=== Study material ===
★ ★ ★ ★ ★ ★ ★
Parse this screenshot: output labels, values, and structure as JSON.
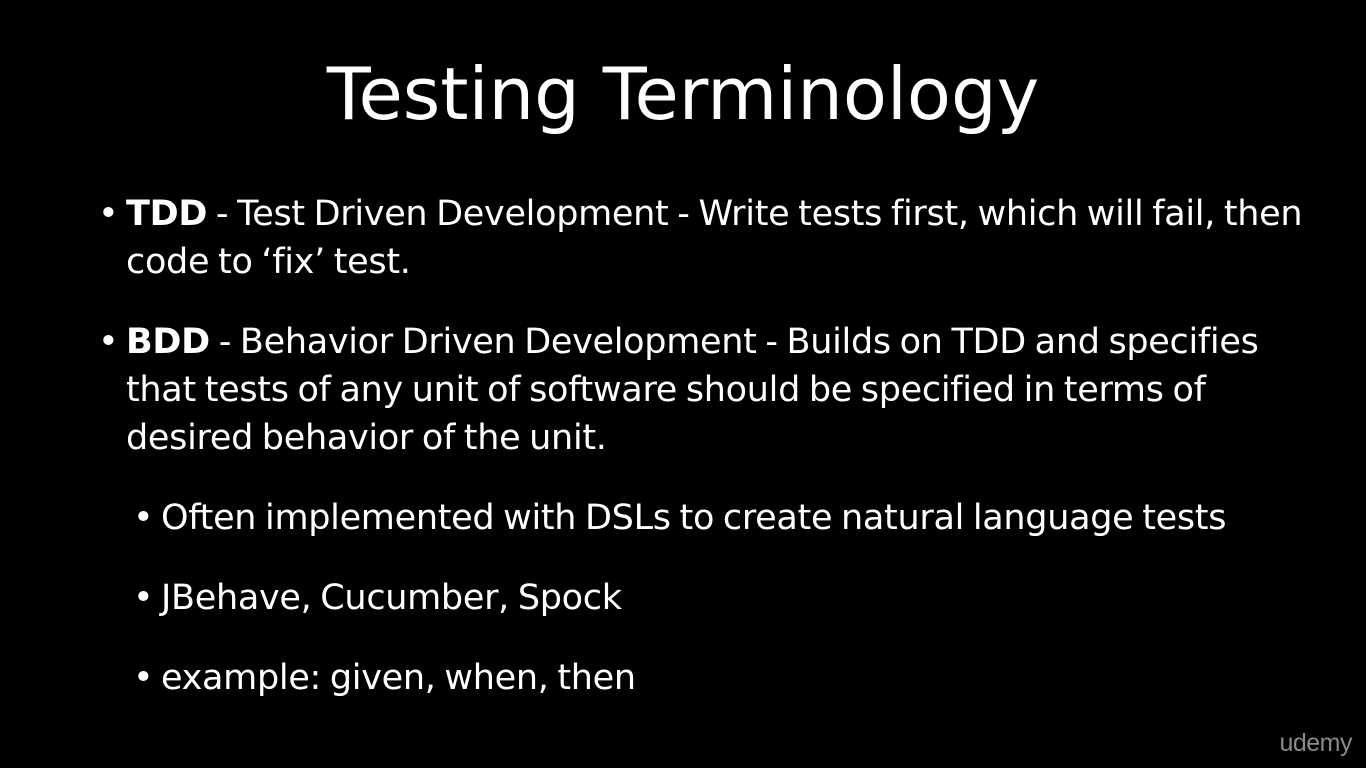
{
  "slide": {
    "title": "Testing Terminology",
    "bullets": [
      {
        "term": "TDD",
        "text": " - Test Driven Development - Write tests first, which will fail, then code to ‘fix’ test."
      },
      {
        "term": "BDD",
        "text": " - Behavior Driven Development - Builds on TDD and specifies that tests of any unit of software should be specified in terms of desired behavior of the unit."
      }
    ],
    "sub_bullets": [
      "Often implemented with DSLs to create natural language tests",
      "JBehave, Cucumber, Spock",
      "example: given, when, then"
    ],
    "bullet_glyph": "•"
  },
  "watermark": "udemy",
  "colors": {
    "background": "#000000",
    "text": "#ffffff",
    "watermark": "#8a8a8a"
  }
}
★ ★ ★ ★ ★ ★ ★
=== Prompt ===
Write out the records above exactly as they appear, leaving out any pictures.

=== Task response ===
Parse this screenshot: output labels, values, and structure as JSON.
{
  "slide": {
    "title": "Testing Terminology",
    "bullets": [
      {
        "term": "TDD",
        "text": " - Test Driven Development - Write tests first, which will fail, then code to ‘fix’ test."
      },
      {
        "term": "BDD",
        "text": " - Behavior Driven Development - Builds on TDD and specifies that tests of any unit of software should be specified in terms of desired behavior of the unit."
      }
    ],
    "sub_bullets": [
      "Often implemented with DSLs to create natural language tests",
      "JBehave, Cucumber, Spock",
      "example: given, when, then"
    ],
    "bullet_glyph": "•"
  },
  "watermark": "udemy",
  "colors": {
    "background": "#000000",
    "text": "#ffffff",
    "watermark": "#8a8a8a"
  }
}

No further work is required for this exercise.